◆ DIRECTIONS
Please copy every line of the records below that holds the word "arrow".

"""

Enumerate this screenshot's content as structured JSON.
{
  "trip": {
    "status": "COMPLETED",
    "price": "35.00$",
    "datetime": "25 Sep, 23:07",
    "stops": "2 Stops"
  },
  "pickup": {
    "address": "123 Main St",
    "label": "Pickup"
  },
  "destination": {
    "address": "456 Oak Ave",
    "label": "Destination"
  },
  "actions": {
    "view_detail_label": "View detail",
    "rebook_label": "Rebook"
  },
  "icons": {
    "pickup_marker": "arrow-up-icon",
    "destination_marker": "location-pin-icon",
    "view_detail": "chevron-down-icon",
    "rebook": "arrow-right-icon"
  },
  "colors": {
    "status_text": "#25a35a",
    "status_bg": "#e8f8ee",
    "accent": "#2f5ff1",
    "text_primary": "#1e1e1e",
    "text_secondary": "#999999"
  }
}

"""

◆ RESULT OF THIS EXERCISE
    "pickup_marker": "arrow-up-icon",
    "rebook": "arrow-right-icon"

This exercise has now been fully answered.